***** Working data *****
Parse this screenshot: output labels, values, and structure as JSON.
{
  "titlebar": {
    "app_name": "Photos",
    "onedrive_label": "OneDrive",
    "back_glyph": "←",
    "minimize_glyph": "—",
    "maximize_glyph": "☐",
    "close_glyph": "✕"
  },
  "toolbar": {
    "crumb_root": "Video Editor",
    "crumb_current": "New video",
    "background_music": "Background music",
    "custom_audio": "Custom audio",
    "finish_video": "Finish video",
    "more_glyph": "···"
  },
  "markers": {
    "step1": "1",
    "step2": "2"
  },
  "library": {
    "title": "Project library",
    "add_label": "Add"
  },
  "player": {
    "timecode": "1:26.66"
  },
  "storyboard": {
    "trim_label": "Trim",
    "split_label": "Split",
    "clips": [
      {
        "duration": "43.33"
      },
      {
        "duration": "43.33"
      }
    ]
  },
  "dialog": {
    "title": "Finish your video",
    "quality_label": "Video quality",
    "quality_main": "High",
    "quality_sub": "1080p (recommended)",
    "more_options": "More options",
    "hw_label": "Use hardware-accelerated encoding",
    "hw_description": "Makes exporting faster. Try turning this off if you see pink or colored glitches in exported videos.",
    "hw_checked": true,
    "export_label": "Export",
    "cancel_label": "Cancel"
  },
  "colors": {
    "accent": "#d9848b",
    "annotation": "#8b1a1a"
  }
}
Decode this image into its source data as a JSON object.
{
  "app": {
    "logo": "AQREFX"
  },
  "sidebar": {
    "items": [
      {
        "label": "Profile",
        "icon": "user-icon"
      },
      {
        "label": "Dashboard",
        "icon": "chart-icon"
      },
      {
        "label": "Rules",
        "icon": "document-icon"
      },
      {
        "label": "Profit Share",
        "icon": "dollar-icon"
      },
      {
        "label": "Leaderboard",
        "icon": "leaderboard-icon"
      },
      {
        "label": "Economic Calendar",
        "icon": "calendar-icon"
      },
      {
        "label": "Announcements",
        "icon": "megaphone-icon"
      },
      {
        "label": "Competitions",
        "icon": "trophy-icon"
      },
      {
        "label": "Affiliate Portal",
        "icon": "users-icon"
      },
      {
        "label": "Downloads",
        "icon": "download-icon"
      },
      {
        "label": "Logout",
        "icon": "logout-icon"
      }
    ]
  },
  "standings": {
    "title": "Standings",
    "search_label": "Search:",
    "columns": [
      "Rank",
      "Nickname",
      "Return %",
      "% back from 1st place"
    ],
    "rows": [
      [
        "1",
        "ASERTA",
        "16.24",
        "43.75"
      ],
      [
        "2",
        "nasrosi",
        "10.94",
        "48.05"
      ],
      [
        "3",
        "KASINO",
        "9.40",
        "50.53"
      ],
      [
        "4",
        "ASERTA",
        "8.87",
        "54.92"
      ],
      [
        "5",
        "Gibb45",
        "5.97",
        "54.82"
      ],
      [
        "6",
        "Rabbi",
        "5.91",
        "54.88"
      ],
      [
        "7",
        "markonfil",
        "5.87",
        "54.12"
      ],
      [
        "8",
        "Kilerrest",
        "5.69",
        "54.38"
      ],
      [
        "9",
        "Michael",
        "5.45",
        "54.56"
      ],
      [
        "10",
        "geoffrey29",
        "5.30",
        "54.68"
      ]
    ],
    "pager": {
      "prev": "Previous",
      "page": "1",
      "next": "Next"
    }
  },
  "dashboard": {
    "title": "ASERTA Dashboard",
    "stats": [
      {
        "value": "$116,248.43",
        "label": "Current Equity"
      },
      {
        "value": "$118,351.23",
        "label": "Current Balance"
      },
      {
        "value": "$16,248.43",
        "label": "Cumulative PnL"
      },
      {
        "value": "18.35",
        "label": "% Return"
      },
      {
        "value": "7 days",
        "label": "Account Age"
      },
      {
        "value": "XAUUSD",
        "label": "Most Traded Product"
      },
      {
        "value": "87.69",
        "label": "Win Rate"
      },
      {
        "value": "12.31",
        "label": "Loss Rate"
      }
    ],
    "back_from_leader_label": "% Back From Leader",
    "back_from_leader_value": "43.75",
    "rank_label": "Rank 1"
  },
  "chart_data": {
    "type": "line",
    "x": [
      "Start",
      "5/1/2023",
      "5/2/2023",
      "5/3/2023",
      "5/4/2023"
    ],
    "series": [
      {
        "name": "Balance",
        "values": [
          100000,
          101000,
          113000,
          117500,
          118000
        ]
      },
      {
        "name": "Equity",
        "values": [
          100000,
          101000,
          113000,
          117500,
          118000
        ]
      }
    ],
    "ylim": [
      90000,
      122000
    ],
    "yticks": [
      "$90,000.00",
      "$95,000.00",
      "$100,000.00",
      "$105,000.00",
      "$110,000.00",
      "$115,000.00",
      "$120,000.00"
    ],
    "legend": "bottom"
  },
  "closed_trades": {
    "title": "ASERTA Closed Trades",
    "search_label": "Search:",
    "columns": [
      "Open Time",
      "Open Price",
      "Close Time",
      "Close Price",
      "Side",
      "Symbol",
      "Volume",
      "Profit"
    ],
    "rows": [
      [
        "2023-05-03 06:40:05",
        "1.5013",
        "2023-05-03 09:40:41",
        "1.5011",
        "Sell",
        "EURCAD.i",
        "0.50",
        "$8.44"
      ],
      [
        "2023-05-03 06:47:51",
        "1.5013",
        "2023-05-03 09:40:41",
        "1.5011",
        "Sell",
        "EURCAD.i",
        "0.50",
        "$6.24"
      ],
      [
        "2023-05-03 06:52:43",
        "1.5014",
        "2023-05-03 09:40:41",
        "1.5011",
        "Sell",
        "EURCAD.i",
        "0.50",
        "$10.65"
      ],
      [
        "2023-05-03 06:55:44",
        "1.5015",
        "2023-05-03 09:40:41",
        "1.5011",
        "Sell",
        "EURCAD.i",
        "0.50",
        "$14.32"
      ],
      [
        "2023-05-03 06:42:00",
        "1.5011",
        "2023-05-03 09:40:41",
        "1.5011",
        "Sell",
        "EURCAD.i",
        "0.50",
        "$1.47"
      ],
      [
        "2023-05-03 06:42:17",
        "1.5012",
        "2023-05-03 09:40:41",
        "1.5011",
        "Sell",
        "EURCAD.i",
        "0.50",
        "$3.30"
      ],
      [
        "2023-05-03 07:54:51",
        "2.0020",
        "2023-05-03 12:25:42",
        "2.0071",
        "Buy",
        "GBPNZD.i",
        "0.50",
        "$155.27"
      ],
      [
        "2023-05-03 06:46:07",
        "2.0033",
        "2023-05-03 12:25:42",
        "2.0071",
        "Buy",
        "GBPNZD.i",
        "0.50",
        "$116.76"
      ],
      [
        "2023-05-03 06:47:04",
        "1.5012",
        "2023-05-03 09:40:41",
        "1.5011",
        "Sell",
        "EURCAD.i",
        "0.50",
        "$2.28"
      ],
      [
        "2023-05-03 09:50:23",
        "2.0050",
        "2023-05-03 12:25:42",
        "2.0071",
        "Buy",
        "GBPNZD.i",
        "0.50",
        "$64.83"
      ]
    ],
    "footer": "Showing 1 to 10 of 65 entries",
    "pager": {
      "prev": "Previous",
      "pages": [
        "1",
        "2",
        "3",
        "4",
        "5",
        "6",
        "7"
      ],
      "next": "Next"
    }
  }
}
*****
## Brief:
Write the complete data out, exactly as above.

## Answer section:
Parse this screenshot: output labels, values, and structure as JSON.
{
  "titlebar": {
    "app_name": "Photos",
    "onedrive_label": "OneDrive",
    "back_glyph": "←",
    "minimize_glyph": "—",
    "maximize_glyph": "☐",
    "close_glyph": "✕"
  },
  "toolbar": {
    "crumb_root": "Video Editor",
    "crumb_current": "New video",
    "background_music": "Background music",
    "custom_audio": "Custom audio",
    "finish_video": "Finish video",
    "more_glyph": "···"
  },
  "markers": {
    "step1": "1",
    "step2": "2"
  },
  "library": {
    "title": "Project library",
    "add_label": "Add"
  },
  "player": {
    "timecode": "1:26.66"
  },
  "storyboard": {
    "trim_label": "Trim",
    "split_label": "Split",
    "clips": [
      {
        "duration": "43.33"
      },
      {
        "duration": "43.33"
      }
    ]
  },
  "dialog": {
    "title": "Finish your video",
    "quality_label": "Video quality",
    "quality_main": "High",
    "quality_sub": "1080p (recommended)",
    "more_options": "More options",
    "hw_label": "Use hardware-accelerated encoding",
    "hw_description": "Makes exporting faster. Try turning this off if you see pink or colored glitches in exported videos.",
    "hw_checked": true,
    "export_label": "Export",
    "cancel_label": "Cancel"
  },
  "colors": {
    "accent": "#d9848b",
    "annotation": "#8b1a1a"
  }
}
Decode this image into its source data as a JSON object.
{
  "app": {
    "logo": "AQREFX"
  },
  "sidebar": {
    "items": [
      {
        "label": "Profile",
        "icon": "user-icon"
      },
      {
        "label": "Dashboard",
        "icon": "chart-icon"
      },
      {
        "label": "Rules",
        "icon": "document-icon"
      },
      {
        "label": "Profit Share",
        "icon": "dollar-icon"
      },
      {
        "label": "Leaderboard",
        "icon": "leaderboard-icon"
      },
      {
        "label": "Economic Calendar",
        "icon": "calendar-icon"
      },
      {
        "label": "Announcements",
        "icon": "megaphone-icon"
      },
      {
        "label": "Competitions",
        "icon": "trophy-icon"
      },
      {
        "label": "Affiliate Portal",
        "icon": "users-icon"
      },
      {
        "label": "Downloads",
        "icon": "download-icon"
      },
      {
        "label": "Logout",
        "icon": "logout-icon"
      }
    ]
  },
  "standings": {
    "title": "Standings",
    "search_label": "Search:",
    "columns": [
      "Rank",
      "Nickname",
      "Return %",
      "% back from 1st place"
    ],
    "rows": [
      [
        "1",
        "ASERTA",
        "16.24",
        "43.75"
      ],
      [
        "2",
        "nasrosi",
        "10.94",
        "48.05"
      ],
      [
        "3",
        "KASINO",
        "9.40",
        "50.53"
      ],
      [
        "4",
        "ASERTA",
        "8.87",
        "54.92"
      ],
      [
        "5",
        "Gibb45",
        "5.97",
        "54.82"
      ],
      [
        "6",
        "Rabbi",
        "5.91",
        "54.88"
      ],
      [
        "7",
        "markonfil",
        "5.87",
        "54.12"
      ],
      [
        "8",
        "Kilerrest",
        "5.69",
        "54.38"
      ],
      [
        "9",
        "Michael",
        "5.45",
        "54.56"
      ],
      [
        "10",
        "geoffrey29",
        "5.30",
        "54.68"
      ]
    ],
    "pager": {
      "prev": "Previous",
      "page": "1",
      "next": "Next"
    }
  },
  "dashboard": {
    "title": "ASERTA Dashboard",
    "stats": [
      {
        "value": "$116,248.43",
        "label": "Current Equity"
      },
      {
        "value": "$118,351.23",
        "label": "Current Balance"
      },
      {
        "value": "$16,248.43",
        "label": "Cumulative PnL"
      },
      {
        "value": "18.35",
        "label": "% Return"
      },
      {
        "value": "7 days",
        "label": "Account Age"
      },
      {
        "value": "XAUUSD",
        "label": "Most Traded Product"
      },
      {
        "value": "87.69",
        "label": "Win Rate"
      },
      {
        "value": "12.31",
        "label": "Loss Rate"
      }
    ],
    "back_from_leader_label": "% Back From Leader",
    "back_from_leader_value": "43.75",
    "rank_label": "Rank 1"
  },
  "chart_data": {
    "type": "line",
    "x": [
      "Start",
      "5/1/2023",
      "5/2/2023",
      "5/3/2023",
      "5/4/2023"
    ],
    "series": [
      {
        "name": "Balance",
        "values": [
          100000,
          101000,
          113000,
          117500,
          118000
        ]
      },
      {
        "name": "Equity",
        "values": [
          100000,
          101000,
          113000,
          117500,
          118000
        ]
      }
    ],
    "ylim": [
      90000,
      122000
    ],
    "yticks": [
      "$90,000.00",
      "$95,000.00",
      "$100,000.00",
      "$105,000.00",
      "$110,000.00",
      "$115,000.00",
      "$120,000.00"
    ],
    "legend": "bottom"
  },
  "closed_trades": {
    "title": "ASERTA Closed Trades",
    "search_label": "Search:",
    "columns": [
      "Open Time",
      "Open Price",
      "Close Time",
      "Close Price",
      "Side",
      "Symbol",
      "Volume",
      "Profit"
    ],
    "rows": [
      [
        "2023-05-03 06:40:05",
        "1.5013",
        "2023-05-03 09:40:41",
        "1.5011",
        "Sell",
        "EURCAD.i",
        "0.50",
        "$8.44"
      ],
      [
        "2023-05-03 06:47:51",
        "1.5013",
        "2023-05-03 09:40:41",
        "1.5011",
        "Sell",
        "EURCAD.i",
        "0.50",
        "$6.24"
      ],
      [
        "2023-05-03 06:52:43",
        "1.5014",
        "2023-05-03 09:40:41",
        "1.5011",
        "Sell",
        "EURCAD.i",
        "0.50",
        "$10.65"
      ],
      [
        "2023-05-03 06:55:44",
        "1.5015",
        "2023-05-03 09:40:41",
        "1.5011",
        "Sell",
        "EURCAD.i",
        "0.50",
        "$14.32"
      ],
      [
        "2023-05-03 06:42:00",
        "1.5011",
        "2023-05-03 09:40:41",
        "1.5011",
        "Sell",
        "EURCAD.i",
        "0.50",
        "$1.47"
      ],
      [
        "2023-05-03 06:42:17",
        "1.5012",
        "2023-05-03 09:40:41",
        "1.5011",
        "Sell",
        "EURCAD.i",
        "0.50",
        "$3.30"
      ],
      [
        "2023-05-03 07:54:51",
        "2.0020",
        "2023-05-03 12:25:42",
        "2.0071",
        "Buy",
        "GBPNZD.i",
        "0.50",
        "$155.27"
      ],
      [
        "2023-05-03 06:46:07",
        "2.0033",
        "2023-05-03 12:25:42",
        "2.0071",
        "Buy",
        "GBPNZD.i",
        "0.50",
        "$116.76"
      ],
      [
        "2023-05-03 06:47:04",
        "1.5012",
        "2023-05-03 09:40:41",
        "1.5011",
        "Sell",
        "EURCAD.i",
        "0.50",
        "$2.28"
      ],
      [
        "2023-05-03 09:50:23",
        "2.0050",
        "2023-05-03 12:25:42",
        "2.0071",
        "Buy",
        "GBPNZD.i",
        "0.50",
        "$64.83"
      ]
    ],
    "footer": "Showing 1 to 10 of 65 entries",
    "pager": {
      "prev": "Previous",
      "pages": [
        "1",
        "2",
        "3",
        "4",
        "5",
        "6",
        "7"
      ],
      "next": "Next"
    }
  }
}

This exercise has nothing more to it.